In Charlottesville, the President of the United States stated there were fine people on both sides of the demonstration where Heather Heyer was killed and Deandre Harris was beaten to within inches of his life by two white men. Overheard were white supremacists shouting," blood and soil and Jews will not replace us." For many Jews that statement brought back to memory those dark days of the Holocaust. Indeed, that horrific moment in history is so seared in the Jewish psyche that it is said and believed, "this generation has no moral right to forgive what happened during that time."
Consider the incredible first reaction of newly elected Senator from Tennessee, Marsha Blackburn, as we search for answers about the (white, male) shooter in the Thousand Oaks massacre -- the most important thing, now, is to "protect the Second Amendment."
A black man was killed in his own apartment by a white police officer who apparently entered the home by mistake.
Killing a man takes away all opportunity to engage in a theoretical discussion to convince him to see things your way or offer a reasonable explanation for his thoughts and actions.
When you set up roadblocks to prevent him from progressing, he is not inclined to see things your way, as hunger pains of want and access are overwhelming his logic and spiritual reasoning.
White ministers are too concerned with the unborn and the right to own a gun than the rights of those already born, those who are living on the fringes and in the crosshairs of a gun-crazy society.
A living dog is better than a dead lion and one must be concerned about issues that will ensure that you remain around, to arrive alive, to debate an argument.
A case in point is Sherrod Brown of Ohio who won re-election in a conservative leaning state that went for Trump in 2016. Pro-LGBTQ, pro-abortion rights, pro-gun control, and pro-criminal justice reform, he was the first senator to oppose Jeff Sessions’ nomination as attorney general.

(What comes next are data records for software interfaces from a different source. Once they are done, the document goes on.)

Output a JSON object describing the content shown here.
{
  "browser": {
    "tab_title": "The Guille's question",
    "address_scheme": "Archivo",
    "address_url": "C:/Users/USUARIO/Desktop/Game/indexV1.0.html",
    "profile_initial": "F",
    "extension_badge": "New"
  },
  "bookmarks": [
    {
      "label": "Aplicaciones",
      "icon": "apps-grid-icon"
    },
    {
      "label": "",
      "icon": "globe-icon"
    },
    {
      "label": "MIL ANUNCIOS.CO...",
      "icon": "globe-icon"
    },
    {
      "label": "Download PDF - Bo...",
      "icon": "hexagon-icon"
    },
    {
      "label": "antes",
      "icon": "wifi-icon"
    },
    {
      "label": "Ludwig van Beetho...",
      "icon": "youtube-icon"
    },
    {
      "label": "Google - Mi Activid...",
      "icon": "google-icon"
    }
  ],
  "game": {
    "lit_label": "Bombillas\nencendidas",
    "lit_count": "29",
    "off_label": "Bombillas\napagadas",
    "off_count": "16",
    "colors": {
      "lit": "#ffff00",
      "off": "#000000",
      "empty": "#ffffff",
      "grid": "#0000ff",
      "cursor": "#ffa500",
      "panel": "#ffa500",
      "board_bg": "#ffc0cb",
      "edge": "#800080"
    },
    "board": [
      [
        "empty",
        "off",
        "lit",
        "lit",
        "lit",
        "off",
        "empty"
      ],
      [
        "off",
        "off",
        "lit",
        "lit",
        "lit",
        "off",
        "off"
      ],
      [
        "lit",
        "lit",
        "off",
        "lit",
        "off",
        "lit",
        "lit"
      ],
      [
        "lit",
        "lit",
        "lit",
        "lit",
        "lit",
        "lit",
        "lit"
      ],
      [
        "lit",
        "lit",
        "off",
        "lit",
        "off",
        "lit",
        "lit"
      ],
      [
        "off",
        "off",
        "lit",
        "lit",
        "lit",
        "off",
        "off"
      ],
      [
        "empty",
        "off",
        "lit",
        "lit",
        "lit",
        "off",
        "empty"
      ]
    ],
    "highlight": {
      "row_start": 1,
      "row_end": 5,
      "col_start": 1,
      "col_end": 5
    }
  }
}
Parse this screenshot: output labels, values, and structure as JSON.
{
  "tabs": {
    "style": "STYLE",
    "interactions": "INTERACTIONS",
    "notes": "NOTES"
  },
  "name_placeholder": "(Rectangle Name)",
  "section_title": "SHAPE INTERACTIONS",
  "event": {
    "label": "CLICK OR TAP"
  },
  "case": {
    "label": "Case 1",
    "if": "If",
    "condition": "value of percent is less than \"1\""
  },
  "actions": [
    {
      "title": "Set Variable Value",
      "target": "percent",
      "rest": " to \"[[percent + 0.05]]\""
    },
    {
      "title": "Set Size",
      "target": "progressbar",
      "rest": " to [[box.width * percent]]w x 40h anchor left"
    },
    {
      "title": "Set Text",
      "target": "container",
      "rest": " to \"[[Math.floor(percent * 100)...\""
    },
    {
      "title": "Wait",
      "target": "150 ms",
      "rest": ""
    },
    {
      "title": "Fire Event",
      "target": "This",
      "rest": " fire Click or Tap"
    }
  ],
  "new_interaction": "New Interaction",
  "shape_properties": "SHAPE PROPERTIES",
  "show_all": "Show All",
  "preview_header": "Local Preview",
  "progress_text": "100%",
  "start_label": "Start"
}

Instead, Brown keeps winning in Ohio because he has spent his entire career obsessing, first and foremost, over the concerns of workers.
Not just white workers, the way Trump did in 2016. "All Workers."
Yes, we should be concerned about the sins of abortion and homosexuality but staying alive and healthy with your head above water will always "TRUMP” that.
V. Knowles is a husband, father and prison minister with an interest in penning issues that serve to uplift mankind. He melds his love for Classic literature, The Bible and pop culture - as sordid as it may be - into highly relatable columns of truth, faith and justice. Hence the name: Just Thinking. If he's not buried in a book or penning his next column, you may find him pinned to his sectional watching a good old Country and Western flick. He is also the co-author of HOLA America: Guts, Grit, Grind and Further Traits in the Successful American Immigrant